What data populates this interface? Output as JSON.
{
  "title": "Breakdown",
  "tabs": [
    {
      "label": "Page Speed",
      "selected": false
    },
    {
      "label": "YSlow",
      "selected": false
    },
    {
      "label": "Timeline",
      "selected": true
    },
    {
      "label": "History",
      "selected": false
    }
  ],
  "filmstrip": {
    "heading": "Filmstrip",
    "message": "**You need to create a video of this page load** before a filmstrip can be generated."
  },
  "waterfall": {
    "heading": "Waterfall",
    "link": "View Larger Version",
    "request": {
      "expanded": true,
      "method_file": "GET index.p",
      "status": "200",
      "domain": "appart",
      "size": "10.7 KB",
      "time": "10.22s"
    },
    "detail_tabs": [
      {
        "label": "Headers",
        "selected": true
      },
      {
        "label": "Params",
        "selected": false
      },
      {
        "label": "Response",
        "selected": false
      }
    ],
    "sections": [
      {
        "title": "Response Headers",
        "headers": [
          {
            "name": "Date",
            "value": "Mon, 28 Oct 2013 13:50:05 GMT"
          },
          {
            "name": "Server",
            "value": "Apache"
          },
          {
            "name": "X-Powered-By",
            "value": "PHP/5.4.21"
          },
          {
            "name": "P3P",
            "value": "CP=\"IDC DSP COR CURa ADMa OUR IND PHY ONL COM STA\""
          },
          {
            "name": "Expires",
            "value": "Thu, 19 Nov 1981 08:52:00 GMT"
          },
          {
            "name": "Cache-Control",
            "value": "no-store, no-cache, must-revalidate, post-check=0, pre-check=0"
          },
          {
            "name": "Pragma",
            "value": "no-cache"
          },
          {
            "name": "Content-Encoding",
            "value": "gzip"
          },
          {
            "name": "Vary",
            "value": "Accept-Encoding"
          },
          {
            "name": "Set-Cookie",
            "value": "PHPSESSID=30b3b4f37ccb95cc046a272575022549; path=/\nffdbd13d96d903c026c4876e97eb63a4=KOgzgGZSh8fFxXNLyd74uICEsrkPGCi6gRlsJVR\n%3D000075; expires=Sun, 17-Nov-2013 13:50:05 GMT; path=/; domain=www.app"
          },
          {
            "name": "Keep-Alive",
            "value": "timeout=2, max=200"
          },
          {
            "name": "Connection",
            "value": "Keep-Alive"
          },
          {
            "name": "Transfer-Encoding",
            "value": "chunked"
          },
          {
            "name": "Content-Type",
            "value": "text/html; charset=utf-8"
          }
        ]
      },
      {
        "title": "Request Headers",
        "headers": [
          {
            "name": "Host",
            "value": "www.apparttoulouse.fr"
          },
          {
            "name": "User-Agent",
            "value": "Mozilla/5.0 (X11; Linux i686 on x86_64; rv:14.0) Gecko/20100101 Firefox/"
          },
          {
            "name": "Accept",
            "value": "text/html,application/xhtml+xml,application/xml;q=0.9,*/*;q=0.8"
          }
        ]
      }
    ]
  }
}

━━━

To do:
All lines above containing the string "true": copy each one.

Response area:
      "selected": true
      "expanded": true,
        "selected": true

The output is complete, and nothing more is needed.